One of the objectives of the Land Stewardship Scheme is to contribute to preserving the fertility of the land. This is basic not only for the life of the soil, but also for the productivity and economic viability of agricultural exploitation. Despite this central importance, land health is frequently forgotten.
The techniques for regenerating agriculture are based on putting the health of the soil at the centre of farm management. The Land Stewardship Scheme has promoted a series of pilot tests in three member farms to study the suitability of some of these techniques for the Mediterranean climate and in the context of Menorcan countryside. This article explains what they are.
Regenerating grazing – imitating the effect of large herds of wandering animals.
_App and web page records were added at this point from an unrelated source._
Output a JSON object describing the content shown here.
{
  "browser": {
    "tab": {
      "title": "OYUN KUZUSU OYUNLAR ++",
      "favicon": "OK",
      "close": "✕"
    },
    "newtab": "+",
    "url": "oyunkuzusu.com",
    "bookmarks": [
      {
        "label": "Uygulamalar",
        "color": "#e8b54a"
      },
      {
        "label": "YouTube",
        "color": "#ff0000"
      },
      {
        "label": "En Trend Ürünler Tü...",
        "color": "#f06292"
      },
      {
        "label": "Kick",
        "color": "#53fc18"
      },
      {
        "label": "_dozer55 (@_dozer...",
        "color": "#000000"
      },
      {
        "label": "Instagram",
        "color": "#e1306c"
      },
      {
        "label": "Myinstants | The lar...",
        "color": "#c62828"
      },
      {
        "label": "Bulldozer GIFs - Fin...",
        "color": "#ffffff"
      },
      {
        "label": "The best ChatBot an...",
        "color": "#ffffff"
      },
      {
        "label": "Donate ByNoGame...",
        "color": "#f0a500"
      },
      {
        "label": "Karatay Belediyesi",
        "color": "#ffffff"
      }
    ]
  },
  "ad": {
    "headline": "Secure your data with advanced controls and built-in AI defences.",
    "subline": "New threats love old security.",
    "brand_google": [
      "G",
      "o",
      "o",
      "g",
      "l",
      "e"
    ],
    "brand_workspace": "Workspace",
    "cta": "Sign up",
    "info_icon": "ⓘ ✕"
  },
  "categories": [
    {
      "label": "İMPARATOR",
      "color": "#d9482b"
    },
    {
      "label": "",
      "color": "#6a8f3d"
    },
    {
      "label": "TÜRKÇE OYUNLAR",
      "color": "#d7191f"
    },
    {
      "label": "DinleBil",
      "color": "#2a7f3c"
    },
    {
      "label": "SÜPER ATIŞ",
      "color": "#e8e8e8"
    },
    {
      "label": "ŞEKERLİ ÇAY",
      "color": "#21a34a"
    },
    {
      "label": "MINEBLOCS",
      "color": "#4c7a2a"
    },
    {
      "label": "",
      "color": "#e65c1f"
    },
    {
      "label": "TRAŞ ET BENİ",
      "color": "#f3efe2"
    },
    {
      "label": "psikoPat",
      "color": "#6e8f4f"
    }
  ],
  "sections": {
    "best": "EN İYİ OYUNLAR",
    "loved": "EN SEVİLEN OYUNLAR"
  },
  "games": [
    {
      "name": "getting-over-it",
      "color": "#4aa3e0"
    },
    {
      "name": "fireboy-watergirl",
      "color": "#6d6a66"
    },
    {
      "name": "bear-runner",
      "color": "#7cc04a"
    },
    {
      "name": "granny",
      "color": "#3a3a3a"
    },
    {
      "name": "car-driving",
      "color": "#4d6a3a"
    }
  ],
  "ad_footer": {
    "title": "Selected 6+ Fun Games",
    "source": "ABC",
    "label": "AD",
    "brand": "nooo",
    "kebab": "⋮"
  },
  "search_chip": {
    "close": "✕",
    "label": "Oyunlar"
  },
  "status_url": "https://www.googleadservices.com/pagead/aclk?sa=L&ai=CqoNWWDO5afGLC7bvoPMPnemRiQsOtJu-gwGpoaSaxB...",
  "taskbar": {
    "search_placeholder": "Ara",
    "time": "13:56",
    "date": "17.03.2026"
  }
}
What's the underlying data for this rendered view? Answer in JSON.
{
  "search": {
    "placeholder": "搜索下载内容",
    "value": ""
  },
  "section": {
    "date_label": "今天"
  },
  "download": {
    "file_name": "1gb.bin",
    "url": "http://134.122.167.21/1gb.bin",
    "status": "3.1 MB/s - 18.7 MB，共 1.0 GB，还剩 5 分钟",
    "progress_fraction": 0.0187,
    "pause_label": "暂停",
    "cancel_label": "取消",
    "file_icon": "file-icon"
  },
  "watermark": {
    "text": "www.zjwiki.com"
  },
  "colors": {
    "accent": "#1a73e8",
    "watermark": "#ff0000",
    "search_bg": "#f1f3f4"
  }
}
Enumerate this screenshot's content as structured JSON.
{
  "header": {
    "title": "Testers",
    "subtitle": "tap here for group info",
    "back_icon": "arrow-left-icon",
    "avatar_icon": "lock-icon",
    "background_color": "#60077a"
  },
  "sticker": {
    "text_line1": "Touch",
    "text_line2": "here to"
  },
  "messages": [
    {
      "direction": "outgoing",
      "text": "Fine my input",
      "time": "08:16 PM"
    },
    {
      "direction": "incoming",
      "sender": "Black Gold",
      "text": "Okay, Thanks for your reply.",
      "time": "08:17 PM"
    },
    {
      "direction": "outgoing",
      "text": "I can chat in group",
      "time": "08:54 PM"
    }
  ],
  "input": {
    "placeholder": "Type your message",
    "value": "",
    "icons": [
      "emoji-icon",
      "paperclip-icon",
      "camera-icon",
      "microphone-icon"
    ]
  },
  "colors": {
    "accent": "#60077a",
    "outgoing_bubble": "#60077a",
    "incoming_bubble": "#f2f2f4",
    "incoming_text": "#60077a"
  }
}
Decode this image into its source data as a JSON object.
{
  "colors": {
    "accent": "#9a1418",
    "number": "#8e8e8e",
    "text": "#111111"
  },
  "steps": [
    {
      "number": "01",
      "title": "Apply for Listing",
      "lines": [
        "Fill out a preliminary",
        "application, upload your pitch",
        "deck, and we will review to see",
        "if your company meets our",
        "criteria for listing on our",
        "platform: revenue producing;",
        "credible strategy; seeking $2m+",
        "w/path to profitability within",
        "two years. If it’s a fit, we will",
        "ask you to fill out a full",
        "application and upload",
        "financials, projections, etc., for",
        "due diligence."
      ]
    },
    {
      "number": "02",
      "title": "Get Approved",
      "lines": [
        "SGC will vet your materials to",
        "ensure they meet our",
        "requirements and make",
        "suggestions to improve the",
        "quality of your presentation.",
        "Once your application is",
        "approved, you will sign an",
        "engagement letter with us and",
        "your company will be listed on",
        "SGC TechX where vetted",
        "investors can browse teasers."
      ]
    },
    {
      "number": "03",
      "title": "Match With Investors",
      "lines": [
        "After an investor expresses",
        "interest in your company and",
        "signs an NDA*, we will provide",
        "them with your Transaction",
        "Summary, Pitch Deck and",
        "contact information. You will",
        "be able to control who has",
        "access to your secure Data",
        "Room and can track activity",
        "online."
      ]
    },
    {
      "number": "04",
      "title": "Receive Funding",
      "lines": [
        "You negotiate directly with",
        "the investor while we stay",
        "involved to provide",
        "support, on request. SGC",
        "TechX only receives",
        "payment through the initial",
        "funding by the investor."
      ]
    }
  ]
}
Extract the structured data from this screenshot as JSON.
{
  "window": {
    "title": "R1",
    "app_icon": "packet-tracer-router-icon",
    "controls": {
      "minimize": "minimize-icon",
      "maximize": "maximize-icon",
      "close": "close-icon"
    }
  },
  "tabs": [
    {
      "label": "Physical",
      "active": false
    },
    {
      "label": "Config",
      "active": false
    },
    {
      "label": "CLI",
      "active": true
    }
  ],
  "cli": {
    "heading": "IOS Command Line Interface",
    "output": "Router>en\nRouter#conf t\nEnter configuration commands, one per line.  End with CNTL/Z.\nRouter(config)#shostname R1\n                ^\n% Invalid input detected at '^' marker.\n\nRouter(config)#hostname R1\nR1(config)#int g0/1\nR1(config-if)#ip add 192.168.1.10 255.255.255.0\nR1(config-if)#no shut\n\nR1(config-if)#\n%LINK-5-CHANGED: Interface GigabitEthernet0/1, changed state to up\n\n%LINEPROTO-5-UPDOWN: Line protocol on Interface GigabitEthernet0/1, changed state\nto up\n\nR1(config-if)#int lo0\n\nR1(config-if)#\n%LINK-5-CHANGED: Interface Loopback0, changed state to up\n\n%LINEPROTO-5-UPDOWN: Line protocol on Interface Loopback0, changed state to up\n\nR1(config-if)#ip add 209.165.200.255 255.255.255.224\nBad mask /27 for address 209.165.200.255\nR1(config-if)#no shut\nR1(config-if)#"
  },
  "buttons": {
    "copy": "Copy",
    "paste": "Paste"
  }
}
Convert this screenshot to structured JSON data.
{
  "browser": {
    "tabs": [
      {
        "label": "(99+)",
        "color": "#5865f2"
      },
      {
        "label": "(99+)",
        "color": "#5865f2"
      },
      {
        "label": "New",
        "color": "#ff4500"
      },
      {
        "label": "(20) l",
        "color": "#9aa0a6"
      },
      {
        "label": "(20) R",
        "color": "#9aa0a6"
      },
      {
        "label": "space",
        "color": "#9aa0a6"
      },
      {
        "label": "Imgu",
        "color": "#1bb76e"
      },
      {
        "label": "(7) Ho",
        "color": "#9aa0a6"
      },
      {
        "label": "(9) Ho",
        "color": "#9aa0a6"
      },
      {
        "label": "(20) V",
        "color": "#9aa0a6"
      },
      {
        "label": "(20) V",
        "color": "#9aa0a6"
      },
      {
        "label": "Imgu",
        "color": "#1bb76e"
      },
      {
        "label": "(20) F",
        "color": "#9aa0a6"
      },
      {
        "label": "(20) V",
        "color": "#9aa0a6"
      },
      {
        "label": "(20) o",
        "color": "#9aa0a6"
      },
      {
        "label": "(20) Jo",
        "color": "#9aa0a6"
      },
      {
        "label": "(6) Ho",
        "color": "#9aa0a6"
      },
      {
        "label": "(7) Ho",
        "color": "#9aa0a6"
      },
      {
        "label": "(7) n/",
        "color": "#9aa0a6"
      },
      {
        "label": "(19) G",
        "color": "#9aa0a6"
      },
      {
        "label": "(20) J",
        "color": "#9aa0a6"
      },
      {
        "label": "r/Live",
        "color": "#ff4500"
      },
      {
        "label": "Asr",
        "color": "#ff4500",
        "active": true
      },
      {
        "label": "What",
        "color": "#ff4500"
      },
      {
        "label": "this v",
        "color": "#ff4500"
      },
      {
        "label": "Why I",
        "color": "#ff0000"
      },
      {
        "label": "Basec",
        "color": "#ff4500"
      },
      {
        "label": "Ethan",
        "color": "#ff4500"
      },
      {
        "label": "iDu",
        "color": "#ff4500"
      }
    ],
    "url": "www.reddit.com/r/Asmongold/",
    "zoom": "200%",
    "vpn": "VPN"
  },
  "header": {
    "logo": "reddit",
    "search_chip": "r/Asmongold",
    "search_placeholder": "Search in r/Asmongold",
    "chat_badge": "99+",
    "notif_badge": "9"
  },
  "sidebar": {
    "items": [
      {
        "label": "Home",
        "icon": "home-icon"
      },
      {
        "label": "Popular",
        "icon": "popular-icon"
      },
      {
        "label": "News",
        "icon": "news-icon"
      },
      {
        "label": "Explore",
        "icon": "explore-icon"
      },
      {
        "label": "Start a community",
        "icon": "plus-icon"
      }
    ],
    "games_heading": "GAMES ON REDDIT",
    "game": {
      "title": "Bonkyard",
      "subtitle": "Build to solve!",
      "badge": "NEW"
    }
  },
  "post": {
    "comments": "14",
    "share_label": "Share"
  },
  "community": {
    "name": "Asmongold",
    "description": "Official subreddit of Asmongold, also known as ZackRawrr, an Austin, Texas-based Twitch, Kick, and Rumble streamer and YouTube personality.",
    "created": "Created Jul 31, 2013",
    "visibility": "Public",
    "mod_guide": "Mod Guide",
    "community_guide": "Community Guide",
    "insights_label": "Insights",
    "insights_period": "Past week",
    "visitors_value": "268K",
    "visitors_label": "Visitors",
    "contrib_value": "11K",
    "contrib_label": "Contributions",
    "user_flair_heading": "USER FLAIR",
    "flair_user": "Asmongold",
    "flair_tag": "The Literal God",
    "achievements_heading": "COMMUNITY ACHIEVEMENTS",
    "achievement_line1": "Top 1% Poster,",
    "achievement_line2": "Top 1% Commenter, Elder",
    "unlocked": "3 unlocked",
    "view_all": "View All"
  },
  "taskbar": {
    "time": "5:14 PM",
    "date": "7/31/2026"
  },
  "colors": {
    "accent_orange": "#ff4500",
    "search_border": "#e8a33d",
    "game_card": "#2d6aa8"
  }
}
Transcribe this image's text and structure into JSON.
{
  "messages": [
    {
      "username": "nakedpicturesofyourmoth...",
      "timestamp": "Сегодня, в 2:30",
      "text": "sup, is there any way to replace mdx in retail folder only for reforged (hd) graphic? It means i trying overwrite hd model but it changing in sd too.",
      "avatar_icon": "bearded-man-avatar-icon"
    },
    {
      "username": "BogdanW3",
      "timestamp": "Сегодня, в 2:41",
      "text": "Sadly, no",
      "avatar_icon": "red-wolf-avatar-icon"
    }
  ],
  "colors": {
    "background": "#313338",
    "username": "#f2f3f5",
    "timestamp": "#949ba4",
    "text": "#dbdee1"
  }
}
The regeneration of grazing land consists in planning and moving the cattle according to the needs of the soil. This method is inspired by the effect of large herds of animals that make an intense but short lived disturbance to the soil before wandering on again. In this way, the animals make the most of the pasture without exhausting it and giving it the possibility to grow back. Additionally, the excrement of the animals makes manure for the soil, nourishing and increasing its fertility while the animal hooves crush and press the excrement into the ground.
In order to achieve this effect with domestic cattle it is important to keep the herds on small plots, where they stay for a predetermined time. This can be done by using temporary gate locks so that the cattle can be moved according to a schedule for obtaining the best results. For optimal effect, over grazing must be avoided to make the most of the food produced by the land. Therefore, there must be careful planning bearing in mind the number of animals, the state of the soil and the quantity and quality of the available food. Basic requirements are to leave a period for the pasture to recuperate between the livestock visits and to learn to recognise the state of the land in order to adjust the time the animals spend on it.
Animal folds – sensible and traditional wisdom
Using animal folds is a similar method to the one above insofar as it is based on the planned stay of the animals, but in this case, it is used for them to stay at night and is especially applied to areas where the land has lost a lot of its fertility allowing it to recover its productivity.
This method used to be used in many places to revive exhausted land. If the land is used sparingly, its microbiology recovers.
Keyline – redirecting rain water
Keyline design is a methodology used for farms to optimise and improve on natural resources focussing on the absorption of rain water into the soil and avoiding erosion, evaporation and its run off. Well applied, it improves the fertility of the ground, its structure and water retention capacity. If rainwater is not managed, it finishes by making ever larger furrows that run from the ridges of the land to the valleys causing major erosion along the way. The treatment consists in creating new simple conduits on the ground so that the water is better distributed and does not run away quickly. It ensures that the water infiltrates the soil more homogeneously in order to increase the humidity and fertility of the whole area.
This methodology is of special interest for dryland farms (predominant on the island) and areas in dry climates such as in the Mediterranean, as it increases the water stored in the soil. It could be, furthermore, of general interest in Menorca for significantly increasing the refilling of the aquifers.
These techniques have now been applied for more than a year to some of the farms that are part of the Land Stewardship Scheme. We continue to enlarge on the experience in order to take the methods for regenerating the soil to a maximum number of places on the island.
This project has been cofinanced by the FEDER Operational Programme for the Balearic Islands, with the Mava Foundation and the Menorca governing Island Council.